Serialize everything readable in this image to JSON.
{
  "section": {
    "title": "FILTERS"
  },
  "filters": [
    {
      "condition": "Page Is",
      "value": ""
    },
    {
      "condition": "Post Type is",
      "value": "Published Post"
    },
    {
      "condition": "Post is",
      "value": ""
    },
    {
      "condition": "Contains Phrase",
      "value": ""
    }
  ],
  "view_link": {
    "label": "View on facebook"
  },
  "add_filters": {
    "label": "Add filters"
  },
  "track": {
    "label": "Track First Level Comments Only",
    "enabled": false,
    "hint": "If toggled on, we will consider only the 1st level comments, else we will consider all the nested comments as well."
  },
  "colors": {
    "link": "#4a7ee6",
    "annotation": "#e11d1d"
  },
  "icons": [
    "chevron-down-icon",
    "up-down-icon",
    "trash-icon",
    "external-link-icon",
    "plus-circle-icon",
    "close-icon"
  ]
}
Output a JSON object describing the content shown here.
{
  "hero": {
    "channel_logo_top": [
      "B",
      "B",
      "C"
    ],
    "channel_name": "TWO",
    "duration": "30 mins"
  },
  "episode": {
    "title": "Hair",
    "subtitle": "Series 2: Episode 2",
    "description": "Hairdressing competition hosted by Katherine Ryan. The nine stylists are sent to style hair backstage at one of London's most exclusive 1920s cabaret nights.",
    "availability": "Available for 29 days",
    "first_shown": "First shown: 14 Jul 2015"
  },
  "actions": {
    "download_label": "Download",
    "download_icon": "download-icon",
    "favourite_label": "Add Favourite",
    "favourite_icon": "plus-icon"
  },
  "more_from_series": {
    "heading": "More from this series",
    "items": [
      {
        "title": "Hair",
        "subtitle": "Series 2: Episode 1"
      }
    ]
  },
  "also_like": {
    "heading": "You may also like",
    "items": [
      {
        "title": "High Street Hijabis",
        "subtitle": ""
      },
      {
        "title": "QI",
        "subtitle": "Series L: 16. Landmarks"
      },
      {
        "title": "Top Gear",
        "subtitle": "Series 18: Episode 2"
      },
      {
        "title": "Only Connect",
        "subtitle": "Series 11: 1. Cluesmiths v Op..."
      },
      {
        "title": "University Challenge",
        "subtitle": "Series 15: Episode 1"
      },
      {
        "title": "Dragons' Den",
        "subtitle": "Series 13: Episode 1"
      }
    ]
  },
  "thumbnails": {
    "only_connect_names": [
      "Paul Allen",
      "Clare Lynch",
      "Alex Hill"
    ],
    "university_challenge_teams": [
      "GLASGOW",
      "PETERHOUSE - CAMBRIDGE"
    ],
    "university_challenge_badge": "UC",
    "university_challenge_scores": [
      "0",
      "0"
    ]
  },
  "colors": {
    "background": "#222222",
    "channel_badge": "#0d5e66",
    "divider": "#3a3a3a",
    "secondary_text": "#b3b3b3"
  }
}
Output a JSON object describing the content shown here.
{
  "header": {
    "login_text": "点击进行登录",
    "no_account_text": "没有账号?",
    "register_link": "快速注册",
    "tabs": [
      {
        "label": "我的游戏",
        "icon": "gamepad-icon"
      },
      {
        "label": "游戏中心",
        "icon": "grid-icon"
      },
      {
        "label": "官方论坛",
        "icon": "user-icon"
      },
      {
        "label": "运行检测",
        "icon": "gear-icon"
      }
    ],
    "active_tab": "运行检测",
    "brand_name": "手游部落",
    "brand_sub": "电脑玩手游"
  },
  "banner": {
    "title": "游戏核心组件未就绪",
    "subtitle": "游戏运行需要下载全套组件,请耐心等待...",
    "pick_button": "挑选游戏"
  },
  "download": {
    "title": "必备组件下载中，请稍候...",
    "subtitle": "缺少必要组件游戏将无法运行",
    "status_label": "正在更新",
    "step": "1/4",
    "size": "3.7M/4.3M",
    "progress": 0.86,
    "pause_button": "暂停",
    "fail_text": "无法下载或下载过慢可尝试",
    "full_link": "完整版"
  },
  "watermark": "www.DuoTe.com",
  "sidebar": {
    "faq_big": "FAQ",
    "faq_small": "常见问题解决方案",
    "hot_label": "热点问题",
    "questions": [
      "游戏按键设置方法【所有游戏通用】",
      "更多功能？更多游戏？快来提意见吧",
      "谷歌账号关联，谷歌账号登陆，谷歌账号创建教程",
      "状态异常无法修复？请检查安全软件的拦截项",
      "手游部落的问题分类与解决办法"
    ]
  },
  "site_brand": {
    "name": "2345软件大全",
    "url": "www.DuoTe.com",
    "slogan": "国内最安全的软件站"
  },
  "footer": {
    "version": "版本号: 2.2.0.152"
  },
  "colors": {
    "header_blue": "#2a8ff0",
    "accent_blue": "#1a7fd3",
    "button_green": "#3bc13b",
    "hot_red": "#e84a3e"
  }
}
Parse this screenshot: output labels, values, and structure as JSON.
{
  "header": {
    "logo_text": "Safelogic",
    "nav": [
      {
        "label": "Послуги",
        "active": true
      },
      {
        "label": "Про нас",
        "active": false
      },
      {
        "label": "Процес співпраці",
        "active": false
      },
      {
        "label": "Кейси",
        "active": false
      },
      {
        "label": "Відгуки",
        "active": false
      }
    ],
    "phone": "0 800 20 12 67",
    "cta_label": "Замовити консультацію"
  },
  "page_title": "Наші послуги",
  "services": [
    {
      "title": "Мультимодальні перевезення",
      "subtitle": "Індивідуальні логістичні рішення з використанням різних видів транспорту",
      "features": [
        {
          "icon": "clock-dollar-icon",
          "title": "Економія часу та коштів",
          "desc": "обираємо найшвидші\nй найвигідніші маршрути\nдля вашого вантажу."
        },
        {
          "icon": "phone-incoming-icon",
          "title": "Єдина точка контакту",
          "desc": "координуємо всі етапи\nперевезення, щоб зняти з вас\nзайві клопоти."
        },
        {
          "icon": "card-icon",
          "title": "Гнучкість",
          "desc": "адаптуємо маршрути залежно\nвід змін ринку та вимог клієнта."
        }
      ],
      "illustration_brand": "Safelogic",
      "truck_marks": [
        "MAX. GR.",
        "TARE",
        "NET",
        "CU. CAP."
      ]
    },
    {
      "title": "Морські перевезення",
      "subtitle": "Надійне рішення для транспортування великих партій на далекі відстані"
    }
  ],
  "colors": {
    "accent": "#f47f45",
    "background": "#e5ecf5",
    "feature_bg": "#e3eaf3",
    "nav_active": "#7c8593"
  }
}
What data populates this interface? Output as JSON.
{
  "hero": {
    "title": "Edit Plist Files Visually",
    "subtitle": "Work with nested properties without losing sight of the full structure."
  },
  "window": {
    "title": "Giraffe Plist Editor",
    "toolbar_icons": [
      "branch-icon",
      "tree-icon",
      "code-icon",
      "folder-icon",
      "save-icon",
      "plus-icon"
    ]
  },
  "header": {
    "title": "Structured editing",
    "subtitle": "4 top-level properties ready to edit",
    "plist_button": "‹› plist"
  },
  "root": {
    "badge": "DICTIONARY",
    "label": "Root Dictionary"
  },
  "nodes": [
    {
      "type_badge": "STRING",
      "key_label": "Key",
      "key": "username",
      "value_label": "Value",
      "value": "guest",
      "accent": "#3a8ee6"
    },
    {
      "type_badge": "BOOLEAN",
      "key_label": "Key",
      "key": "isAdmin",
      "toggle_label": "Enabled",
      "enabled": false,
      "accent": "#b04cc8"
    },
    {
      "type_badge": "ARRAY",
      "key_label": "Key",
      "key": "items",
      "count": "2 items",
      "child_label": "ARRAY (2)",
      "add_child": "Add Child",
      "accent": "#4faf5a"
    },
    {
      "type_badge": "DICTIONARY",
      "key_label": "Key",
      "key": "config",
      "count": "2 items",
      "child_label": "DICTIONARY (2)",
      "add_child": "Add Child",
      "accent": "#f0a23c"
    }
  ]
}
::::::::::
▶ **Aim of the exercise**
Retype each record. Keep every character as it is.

▶ **Answer for this exercise**
Serialize everything readable in this image to JSON.
{
  "section": {
    "title": "FILTERS"
  },
  "filters": [
    {
      "condition": "Page Is",
      "value": ""
    },
    {
      "condition": "Post Type is",
      "value": "Published Post"
    },
    {
      "condition": "Post is",
      "value": ""
    },
    {
      "condition": "Contains Phrase",
      "value": ""
    }
  ],
  "view_link": {
    "label": "View on facebook"
  },
  "add_filters": {
    "label": "Add filters"
  },
  "track": {
    "label": "Track First Level Comments Only",
    "enabled": false,
    "hint": "If toggled on, we will consider only the 1st level comments, else we will consider all the nested comments as well."
  },
  "colors": {
    "link": "#4a7ee6",
    "annotation": "#e11d1d"
  },
  "icons": [
    "chevron-down-icon",
    "up-down-icon",
    "trash-icon",
    "external-link-icon",
    "plus-circle-icon",
    "close-icon"
  ]
}
Output a JSON object describing the content shown here.
{
  "hero": {
    "channel_logo_top": [
      "B",
      "B",
      "C"
    ],
    "channel_name": "TWO",
    "duration": "30 mins"
  },
  "episode": {
    "title": "Hair",
    "subtitle": "Series 2: Episode 2",
    "description": "Hairdressing competition hosted by Katherine Ryan. The nine stylists are sent to style hair backstage at one of London's most exclusive 1920s cabaret nights.",
    "availability": "Available for 29 days",
    "first_shown": "First shown: 14 Jul 2015"
  },
  "actions": {
    "download_label": "Download",
    "download_icon": "download-icon",
    "favourite_label": "Add Favourite",
    "favourite_icon": "plus-icon"
  },
  "more_from_series": {
    "heading": "More from this series",
    "items": [
      {
        "title": "Hair",
        "subtitle": "Series 2: Episode 1"
      }
    ]
  },
  "also_like": {
    "heading": "You may also like",
    "items": [
      {
        "title": "High Street Hijabis",
        "subtitle": ""
      },
      {
        "title": "QI",
        "subtitle": "Series L: 16. Landmarks"
      },
      {
        "title": "Top Gear",
        "subtitle": "Series 18: Episode 2"
      },
      {
        "title": "Only Connect",
        "subtitle": "Series 11: 1. Cluesmiths v Op..."
      },
      {
        "title": "University Challenge",
        "subtitle": "Series 15: Episode 1"
      },
      {
        "title": "Dragons' Den",
        "subtitle": "Series 13: Episode 1"
      }
    ]
  },
  "thumbnails": {
    "only_connect_names": [
      "Paul Allen",
      "Clare Lynch",
      "Alex Hill"
    ],
    "university_challenge_teams": [
      "GLASGOW",
      "PETERHOUSE - CAMBRIDGE"
    ],
    "university_challenge_badge": "UC",
    "university_challenge_scores": [
      "0",
      "0"
    ]
  },
  "colors": {
    "background": "#222222",
    "channel_badge": "#0d5e66",
    "divider": "#3a3a3a",
    "secondary_text": "#b3b3b3"
  }
}
Output a JSON object describing the content shown here.
{
  "header": {
    "login_text": "点击进行登录",
    "no_account_text": "没有账号?",
    "register_link": "快速注册",
    "tabs": [
      {
        "label": "我的游戏",
        "icon": "gamepad-icon"
      },
      {
        "label": "游戏中心",
        "icon": "grid-icon"
      },
      {
        "label": "官方论坛",
        "icon": "user-icon"
      },
      {
        "label": "运行检测",
        "icon": "gear-icon"
      }
    ],
    "active_tab": "运行检测",
    "brand_name": "手游部落",
    "brand_sub": "电脑玩手游"
  },
  "banner": {
    "title": "游戏核心组件未就绪",
    "subtitle": "游戏运行需要下载全套组件,请耐心等待...",
    "pick_button": "挑选游戏"
  },
  "download": {
    "title": "必备组件下载中，请稍候...",
    "subtitle": "缺少必要组件游戏将无法运行",
    "status_label": "正在更新",
    "step": "1/4",
    "size": "3.7M/4.3M",
    "progress": 0.86,
    "pause_button": "暂停",
    "fail_text": "无法下载或下载过慢可尝试",
    "full_link": "完整版"
  },
  "watermark": "www.DuoTe.com",
  "sidebar": {
    "faq_big": "FAQ",
    "faq_small": "常见问题解决方案",
    "hot_label": "热点问题",
    "questions": [
      "游戏按键设置方法【所有游戏通用】",
      "更多功能？更多游戏？快来提意见吧",
      "谷歌账号关联，谷歌账号登陆，谷歌账号创建教程",
      "状态异常无法修复？请检查安全软件的拦截项",
      "手游部落的问题分类与解决办法"
    ]
  },
  "site_brand": {
    "name": "2345软件大全",
    "url": "www.DuoTe.com",
    "slogan": "国内最安全的软件站"
  },
  "footer": {
    "version": "版本号: 2.2.0.152"
  },
  "colors": {
    "header_blue": "#2a8ff0",
    "accent_blue": "#1a7fd3",
    "button_green": "#3bc13b",
    "hot_red": "#e84a3e"
  }
}
Parse this screenshot: output labels, values, and structure as JSON.
{
  "header": {
    "logo_text": "Safelogic",
    "nav": [
      {
        "label": "Послуги",
        "active": true
      },
      {
        "label": "Про нас",
        "active": false
      },
      {
        "label": "Процес співпраці",
        "active": false
      },
      {
        "label": "Кейси",
        "active": false
      },
      {
        "label": "Відгуки",
        "active": false
      }
    ],
    "phone": "0 800 20 12 67",
    "cta_label": "Замовити консультацію"
  },
  "page_title": "Наші послуги",
  "services": [
    {
      "title": "Мультимодальні перевезення",
      "subtitle": "Індивідуальні логістичні рішення з використанням різних видів транспорту",
      "features": [
        {
          "icon": "clock-dollar-icon",
          "title": "Економія часу та коштів",
          "desc": "обираємо найшвидші\nй найвигідніші маршрути\nдля вашого вантажу."
        },
        {
          "icon": "phone-incoming-icon",
          "title": "Єдина точка контакту",
          "desc": "координуємо всі етапи\nперевезення, щоб зняти з вас\nзайві клопоти."
        },
        {
          "icon": "card-icon",
          "title": "Гнучкість",
          "desc": "адаптуємо маршрути залежно\nвід змін ринку та вимог клієнта."
        }
      ],
      "illustration_brand": "Safelogic",
      "truck_marks": [
        "MAX. GR.",
        "TARE",
        "NET",
        "CU. CAP."
      ]
    },
    {
      "title": "Морські перевезення",
      "subtitle": "Надійне рішення для транспортування великих партій на далекі відстані"
    }
  ],
  "colors": {
    "accent": "#f47f45",
    "background": "#e5ecf5",
    "feature_bg": "#e3eaf3",
    "nav_active": "#7c8593"
  }
}
What data populates this interface? Output as JSON.
{
  "hero": {
    "title": "Edit Plist Files Visually",
    "subtitle": "Work with nested properties without losing sight of the full structure."
  },
  "window": {
    "title": "Giraffe Plist Editor",
    "toolbar_icons": [
      "branch-icon",
      "tree-icon",
      "code-icon",
      "folder-icon",
      "save-icon",
      "plus-icon"
    ]
  },
  "header": {
    "title": "Structured editing",
    "subtitle": "4 top-level properties ready to edit",
    "plist_button": "‹› plist"
  },
  "root": {
    "badge": "DICTIONARY",
    "label": "Root Dictionary"
  },
  "nodes": [
    {
      "type_badge": "STRING",
      "key_label": "Key",
      "key": "username",
      "value_label": "Value",
      "value": "guest",
      "accent": "#3a8ee6"
    },
    {
      "type_badge": "BOOLEAN",
      "key_label": "Key",
      "key": "isAdmin",
      "toggle_label": "Enabled",
      "enabled": false,
      "accent": "#b04cc8"
    },
    {
      "type_badge": "ARRAY",
      "key_label": "Key",
      "key": "items",
      "count": "2 items",
      "child_label": "ARRAY (2)",
      "add_child": "Add Child",
      "accent": "#4faf5a"
    },
    {
      "type_badge": "DICTIONARY",
      "key_label": "Key",
      "key": "config",
      "count": "2 items",
      "child_label": "DICTIONARY (2)",
      "add_child": "Add Child",
      "accent": "#f0a23c"
    }
  ]
}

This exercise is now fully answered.